I really like this Art Deco sculpture on the east side of Park Lane just south of Marble Arch. I need to look again and see if I can find the sculptor’s name. How well he/she captured the panic of pursuit.
Feel the absolute panic of the chase – to me, made more dramatic by the family grouping and a dog.
- Using this photo as a trigger – write the story.
- Focus on the devil. Who or what is the devil?
- Imagine that you or your main character is walking down a dark street at night. You hear footsteps behind you. You pick up the pace. The person behind you quickens his pace as well.
There I was… waiting for a friend to prepare lunch… looking through her reading material… when I came across a slim brown book: Joan Didion’s “Fixed Ideas,” originally published in The New York Review of Books, January 16, 2003.
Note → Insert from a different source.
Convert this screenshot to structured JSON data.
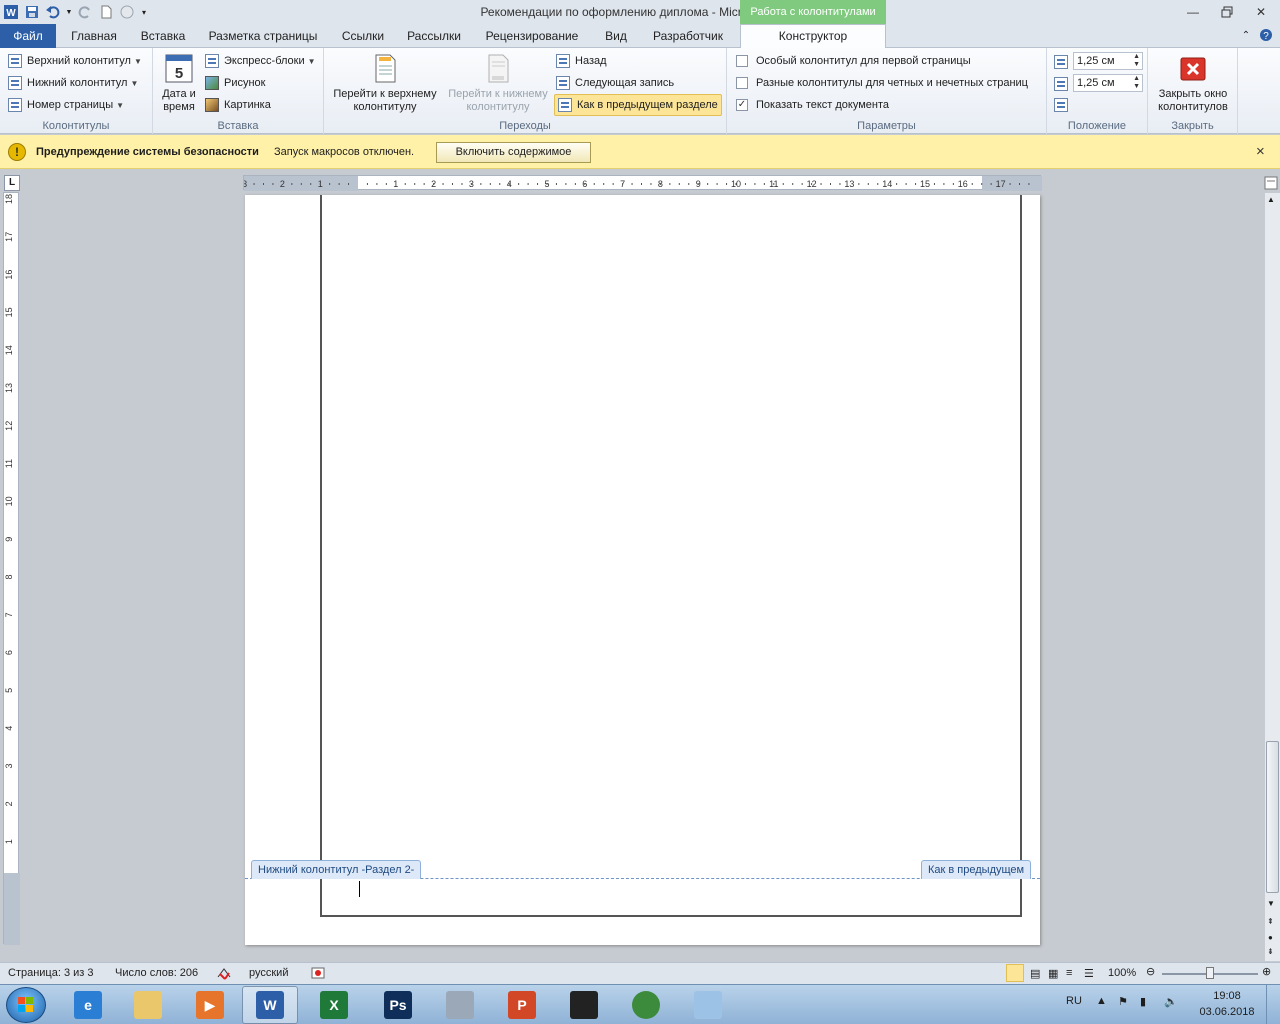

It is hard to imagine paying $7.95 in 2003 for a mere 44 pages – short pages with maybe 160 words per page… but such was the value of the book at the time, and interestingly enough, this essay (prompted by the events of 9/11/2001) is even more valuable today.
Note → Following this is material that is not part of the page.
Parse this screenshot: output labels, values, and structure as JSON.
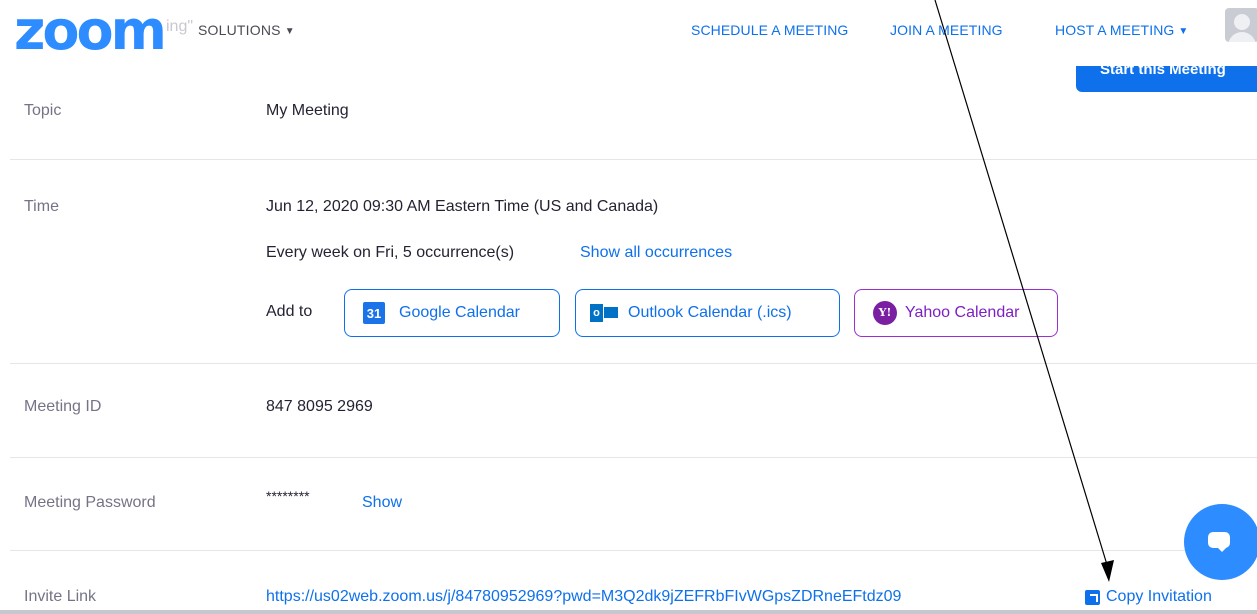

I urge you to read this book. I think I need to have my own hard copy, but if you go to The New York Review of Books and type “Fixed Ideas” by Joan Didion into the search engine, the essay will pop up.
In her essay, Didion mulls the selling of 9/11, and the vilification of anyone who questioned America’s response to that event. Didion writes of “an entrenched preference for ignoring the meaning of the event in favor of an impenetrably flattering celebration of its victims, and a troubling belligerent idealization of historical ignorance. ‘Taste’ and ‘sensitivity,’ it was repeatedly suggested, demanded that we not examine what happened.”
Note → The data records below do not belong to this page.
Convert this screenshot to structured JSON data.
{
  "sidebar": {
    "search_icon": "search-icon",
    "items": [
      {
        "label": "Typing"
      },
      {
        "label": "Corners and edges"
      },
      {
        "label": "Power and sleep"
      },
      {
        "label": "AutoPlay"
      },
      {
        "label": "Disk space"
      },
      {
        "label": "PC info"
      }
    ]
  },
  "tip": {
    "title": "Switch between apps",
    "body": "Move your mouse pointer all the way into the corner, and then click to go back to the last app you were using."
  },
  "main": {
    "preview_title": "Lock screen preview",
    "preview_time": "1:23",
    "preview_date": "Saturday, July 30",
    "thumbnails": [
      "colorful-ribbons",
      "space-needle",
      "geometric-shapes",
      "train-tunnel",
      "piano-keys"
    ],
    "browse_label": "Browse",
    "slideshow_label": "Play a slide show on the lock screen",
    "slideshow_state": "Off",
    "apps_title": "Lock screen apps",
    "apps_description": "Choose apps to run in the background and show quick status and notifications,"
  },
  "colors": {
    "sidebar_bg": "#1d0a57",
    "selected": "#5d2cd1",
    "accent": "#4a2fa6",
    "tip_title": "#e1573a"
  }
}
I began my university study as journalism major. My study did not last long because I had a personality conflict with one of my key professors, but before leaving the program, I learned an important lesson.
Assigned to cover a fire at a local drinking hole, I went off to do that. Camera-ready, I surveyed the scene and decided that in terms of composition, I needed a person in the foreground to direct the reader’s gaze to the charred building.
I did that. And for my efforts, my professor gave me a failing grade. I had broken a cardinal rule of reporting and that was to manipulate the news/a scene.
That is a lesson that has served me well as a writer and even more as a reader. I’m always questioning the story behind the story.
Didion’s essay concerns our sheep-like tendency to buy the party-line as it relates to foreign policy. McCarthyism is not dead. Those who question the approved party-line fall into a big black hole. Nothing is worse than being labeled “un-American.” We should all be “true patriots”… whatever they are…